, ῥυμουλκεῖν τὰς ναῦς
), a rope for towing a ship
funis, quo deligata navis
magna trahitur vice remi,” Isid. Orig.
est, quum scaphae remis
navis magna trahitur,” Festus, s.v. comp. Caes.
2.23, 3.40; Hirt. B. Alex.
11; Liv. 25.30
). Looking to the form of the [p. 2.542]
and the frequent use of ῥῦμα
tow-rope (Plb. 1.26
, &c.), we can hardly doubt that the word remulcum
is borrowed from the Greek, and that the
connexion with remus
is false. The ships were
no doubt often towed by boats with oars, but this word would be used
whatever might be the method of towing.
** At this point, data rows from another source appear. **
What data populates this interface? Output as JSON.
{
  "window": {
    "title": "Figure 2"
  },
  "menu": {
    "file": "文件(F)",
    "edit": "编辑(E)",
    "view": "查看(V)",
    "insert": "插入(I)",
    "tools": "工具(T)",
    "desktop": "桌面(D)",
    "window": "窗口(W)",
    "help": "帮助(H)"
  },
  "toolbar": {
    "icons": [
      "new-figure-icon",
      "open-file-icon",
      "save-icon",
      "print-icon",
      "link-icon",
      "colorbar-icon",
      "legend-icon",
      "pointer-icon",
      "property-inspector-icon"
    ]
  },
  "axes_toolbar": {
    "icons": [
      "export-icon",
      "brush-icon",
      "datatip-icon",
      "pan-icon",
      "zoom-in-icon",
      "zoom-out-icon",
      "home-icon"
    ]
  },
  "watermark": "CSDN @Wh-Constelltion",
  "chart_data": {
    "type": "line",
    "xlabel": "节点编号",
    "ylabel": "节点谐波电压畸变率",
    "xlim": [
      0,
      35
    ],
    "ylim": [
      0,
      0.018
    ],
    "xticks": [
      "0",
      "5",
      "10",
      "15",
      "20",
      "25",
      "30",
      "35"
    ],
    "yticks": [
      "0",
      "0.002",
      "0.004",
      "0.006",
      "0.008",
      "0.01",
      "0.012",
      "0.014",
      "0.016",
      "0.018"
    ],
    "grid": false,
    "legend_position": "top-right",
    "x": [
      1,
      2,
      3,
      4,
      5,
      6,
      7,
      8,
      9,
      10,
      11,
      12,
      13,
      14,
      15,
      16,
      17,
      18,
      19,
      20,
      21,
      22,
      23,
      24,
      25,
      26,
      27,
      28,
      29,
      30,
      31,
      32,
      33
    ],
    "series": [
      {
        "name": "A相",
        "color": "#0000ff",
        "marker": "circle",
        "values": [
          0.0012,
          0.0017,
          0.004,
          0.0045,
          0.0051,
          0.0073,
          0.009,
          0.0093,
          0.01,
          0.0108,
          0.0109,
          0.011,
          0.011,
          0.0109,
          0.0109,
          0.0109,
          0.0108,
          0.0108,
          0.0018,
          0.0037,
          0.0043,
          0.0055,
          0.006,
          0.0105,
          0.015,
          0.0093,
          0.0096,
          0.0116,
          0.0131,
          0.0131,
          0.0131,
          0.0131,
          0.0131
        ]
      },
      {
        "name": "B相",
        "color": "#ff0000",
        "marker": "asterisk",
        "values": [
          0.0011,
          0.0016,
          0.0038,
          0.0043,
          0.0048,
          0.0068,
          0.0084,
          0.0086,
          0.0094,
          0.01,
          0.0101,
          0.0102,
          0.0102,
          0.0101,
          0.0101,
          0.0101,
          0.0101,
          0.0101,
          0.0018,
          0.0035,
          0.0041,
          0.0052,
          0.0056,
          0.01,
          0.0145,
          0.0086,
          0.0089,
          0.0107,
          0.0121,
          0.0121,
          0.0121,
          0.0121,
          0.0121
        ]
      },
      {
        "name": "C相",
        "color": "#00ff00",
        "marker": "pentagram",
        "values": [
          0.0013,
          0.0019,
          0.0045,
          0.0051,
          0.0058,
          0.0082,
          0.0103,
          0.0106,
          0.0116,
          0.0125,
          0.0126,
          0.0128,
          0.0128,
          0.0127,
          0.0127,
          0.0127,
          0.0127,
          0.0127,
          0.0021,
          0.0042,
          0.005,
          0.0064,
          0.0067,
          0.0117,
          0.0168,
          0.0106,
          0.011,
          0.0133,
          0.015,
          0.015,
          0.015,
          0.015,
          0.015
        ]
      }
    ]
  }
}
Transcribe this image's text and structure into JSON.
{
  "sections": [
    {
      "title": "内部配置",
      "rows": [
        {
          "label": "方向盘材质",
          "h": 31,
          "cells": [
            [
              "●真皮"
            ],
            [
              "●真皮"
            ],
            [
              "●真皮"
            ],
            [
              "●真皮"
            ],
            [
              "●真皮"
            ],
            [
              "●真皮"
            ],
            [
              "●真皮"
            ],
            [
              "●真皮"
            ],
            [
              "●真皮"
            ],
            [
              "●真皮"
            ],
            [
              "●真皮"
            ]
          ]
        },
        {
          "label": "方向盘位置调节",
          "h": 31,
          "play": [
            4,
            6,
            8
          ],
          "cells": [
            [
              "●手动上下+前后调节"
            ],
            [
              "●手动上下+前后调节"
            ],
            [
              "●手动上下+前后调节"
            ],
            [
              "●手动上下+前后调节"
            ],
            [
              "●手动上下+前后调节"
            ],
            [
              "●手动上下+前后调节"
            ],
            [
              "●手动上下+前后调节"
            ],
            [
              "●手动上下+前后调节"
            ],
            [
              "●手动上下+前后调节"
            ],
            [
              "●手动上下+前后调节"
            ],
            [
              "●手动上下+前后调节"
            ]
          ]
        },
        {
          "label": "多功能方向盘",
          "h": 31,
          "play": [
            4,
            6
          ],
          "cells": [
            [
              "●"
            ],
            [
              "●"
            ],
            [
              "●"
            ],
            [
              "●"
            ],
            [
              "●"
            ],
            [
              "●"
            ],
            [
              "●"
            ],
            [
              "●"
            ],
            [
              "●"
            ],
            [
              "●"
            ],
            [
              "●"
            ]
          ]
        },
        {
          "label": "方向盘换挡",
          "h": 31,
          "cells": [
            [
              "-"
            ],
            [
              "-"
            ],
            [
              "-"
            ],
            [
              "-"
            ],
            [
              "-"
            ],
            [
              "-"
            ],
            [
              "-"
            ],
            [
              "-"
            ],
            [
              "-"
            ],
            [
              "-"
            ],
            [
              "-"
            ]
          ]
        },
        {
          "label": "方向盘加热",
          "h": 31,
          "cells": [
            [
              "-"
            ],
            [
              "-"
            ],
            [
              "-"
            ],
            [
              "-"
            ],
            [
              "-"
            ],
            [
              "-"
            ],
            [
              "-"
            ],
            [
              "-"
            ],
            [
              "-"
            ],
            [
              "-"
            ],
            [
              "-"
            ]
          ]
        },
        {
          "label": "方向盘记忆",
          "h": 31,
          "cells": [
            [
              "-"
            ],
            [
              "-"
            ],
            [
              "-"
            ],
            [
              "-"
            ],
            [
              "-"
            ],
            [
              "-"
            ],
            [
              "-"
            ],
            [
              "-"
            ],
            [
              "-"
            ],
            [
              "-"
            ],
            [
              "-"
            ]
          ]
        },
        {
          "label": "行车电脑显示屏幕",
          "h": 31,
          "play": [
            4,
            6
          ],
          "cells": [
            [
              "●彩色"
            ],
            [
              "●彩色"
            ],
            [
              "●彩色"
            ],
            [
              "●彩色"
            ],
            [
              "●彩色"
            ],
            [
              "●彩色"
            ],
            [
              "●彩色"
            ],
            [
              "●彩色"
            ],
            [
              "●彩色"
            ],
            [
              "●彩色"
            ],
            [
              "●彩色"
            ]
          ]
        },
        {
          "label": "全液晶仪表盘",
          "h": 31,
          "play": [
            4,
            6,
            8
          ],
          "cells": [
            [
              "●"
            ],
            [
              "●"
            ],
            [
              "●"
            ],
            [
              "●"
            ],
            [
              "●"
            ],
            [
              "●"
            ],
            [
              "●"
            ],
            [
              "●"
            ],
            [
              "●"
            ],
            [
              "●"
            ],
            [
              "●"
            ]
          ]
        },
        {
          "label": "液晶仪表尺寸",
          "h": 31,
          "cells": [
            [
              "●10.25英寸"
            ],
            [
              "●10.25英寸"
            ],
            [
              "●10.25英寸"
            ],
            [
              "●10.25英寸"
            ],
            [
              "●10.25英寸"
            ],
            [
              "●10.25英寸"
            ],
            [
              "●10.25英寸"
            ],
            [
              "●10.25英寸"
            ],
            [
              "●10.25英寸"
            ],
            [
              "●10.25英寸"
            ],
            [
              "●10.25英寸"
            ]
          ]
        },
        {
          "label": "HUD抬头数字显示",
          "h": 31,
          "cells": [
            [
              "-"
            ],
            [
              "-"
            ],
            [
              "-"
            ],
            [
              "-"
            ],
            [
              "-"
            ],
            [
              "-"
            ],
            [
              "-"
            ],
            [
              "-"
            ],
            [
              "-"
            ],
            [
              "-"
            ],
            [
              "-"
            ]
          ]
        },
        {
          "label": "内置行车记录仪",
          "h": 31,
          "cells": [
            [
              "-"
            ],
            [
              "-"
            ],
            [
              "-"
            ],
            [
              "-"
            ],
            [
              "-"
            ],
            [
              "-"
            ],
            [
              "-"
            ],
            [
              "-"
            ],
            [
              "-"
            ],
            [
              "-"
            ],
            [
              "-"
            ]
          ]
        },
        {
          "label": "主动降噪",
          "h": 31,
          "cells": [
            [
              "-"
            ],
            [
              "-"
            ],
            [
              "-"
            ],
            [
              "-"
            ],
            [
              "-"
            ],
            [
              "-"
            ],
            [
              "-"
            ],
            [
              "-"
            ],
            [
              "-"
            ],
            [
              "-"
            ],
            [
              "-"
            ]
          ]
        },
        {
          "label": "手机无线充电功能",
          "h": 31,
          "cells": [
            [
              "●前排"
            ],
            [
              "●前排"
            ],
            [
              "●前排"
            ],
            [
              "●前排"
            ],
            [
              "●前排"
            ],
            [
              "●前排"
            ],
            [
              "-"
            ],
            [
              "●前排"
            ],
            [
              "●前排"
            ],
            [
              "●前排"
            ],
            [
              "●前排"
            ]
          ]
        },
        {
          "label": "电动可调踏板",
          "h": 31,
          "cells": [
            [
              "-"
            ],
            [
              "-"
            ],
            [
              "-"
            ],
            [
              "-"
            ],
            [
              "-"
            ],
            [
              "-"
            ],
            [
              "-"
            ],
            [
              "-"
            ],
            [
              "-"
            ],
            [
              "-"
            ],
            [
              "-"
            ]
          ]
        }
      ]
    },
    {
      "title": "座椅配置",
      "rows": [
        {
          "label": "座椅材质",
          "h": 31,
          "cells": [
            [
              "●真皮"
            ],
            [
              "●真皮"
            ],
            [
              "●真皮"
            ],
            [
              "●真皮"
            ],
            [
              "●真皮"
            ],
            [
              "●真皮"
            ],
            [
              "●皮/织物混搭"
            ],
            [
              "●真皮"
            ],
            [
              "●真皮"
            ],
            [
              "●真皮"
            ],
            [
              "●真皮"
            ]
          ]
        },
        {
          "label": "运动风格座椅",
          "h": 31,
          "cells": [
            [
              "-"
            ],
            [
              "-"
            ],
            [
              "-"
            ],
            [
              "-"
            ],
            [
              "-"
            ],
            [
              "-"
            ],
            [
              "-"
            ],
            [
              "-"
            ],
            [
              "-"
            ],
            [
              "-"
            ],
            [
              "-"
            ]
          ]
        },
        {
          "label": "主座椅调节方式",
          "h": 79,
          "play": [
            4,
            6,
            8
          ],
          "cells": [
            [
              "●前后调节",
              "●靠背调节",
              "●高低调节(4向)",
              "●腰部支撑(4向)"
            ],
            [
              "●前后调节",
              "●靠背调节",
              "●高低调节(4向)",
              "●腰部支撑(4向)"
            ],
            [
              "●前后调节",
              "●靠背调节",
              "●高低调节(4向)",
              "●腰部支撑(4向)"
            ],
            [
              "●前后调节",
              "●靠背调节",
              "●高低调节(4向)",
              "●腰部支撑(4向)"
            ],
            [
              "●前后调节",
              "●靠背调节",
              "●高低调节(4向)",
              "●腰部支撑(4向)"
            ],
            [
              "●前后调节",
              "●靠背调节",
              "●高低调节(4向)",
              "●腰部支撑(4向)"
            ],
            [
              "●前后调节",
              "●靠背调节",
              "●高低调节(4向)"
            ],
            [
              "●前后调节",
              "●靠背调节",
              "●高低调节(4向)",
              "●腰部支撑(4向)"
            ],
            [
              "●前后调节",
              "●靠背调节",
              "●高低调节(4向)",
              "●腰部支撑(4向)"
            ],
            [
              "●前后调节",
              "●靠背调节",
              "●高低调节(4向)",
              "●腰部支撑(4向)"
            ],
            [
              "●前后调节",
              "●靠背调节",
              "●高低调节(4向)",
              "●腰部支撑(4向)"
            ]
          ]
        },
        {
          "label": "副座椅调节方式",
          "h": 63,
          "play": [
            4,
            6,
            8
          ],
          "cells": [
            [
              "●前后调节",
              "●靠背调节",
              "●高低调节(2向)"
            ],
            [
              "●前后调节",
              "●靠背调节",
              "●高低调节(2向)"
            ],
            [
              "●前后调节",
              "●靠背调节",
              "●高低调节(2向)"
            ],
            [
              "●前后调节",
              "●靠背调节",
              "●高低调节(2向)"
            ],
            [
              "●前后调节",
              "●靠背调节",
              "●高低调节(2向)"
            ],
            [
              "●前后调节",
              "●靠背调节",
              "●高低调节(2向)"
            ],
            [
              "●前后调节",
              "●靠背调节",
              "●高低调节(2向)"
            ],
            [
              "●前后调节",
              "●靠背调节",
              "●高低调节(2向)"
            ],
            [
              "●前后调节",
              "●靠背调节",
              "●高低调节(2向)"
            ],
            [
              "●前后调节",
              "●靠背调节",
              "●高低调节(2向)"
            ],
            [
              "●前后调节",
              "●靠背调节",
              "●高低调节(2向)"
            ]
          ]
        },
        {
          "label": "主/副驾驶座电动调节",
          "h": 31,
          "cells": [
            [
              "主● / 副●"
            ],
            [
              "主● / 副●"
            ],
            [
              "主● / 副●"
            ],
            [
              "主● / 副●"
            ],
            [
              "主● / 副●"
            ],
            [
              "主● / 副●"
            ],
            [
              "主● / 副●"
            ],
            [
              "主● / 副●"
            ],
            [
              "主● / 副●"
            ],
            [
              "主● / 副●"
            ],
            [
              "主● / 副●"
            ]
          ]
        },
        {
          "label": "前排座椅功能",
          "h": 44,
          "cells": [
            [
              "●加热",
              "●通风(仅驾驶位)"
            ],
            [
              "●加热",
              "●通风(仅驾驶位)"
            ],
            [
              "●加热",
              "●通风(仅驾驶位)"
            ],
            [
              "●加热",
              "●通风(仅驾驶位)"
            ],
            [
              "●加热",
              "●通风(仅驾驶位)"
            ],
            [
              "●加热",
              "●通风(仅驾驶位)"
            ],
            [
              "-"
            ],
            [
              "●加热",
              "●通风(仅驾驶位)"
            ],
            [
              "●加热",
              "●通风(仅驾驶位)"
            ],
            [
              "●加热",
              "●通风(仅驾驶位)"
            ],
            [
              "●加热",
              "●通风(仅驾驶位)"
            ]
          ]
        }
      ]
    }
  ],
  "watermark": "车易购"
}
In Latin of the best age it is found
only in the ablative.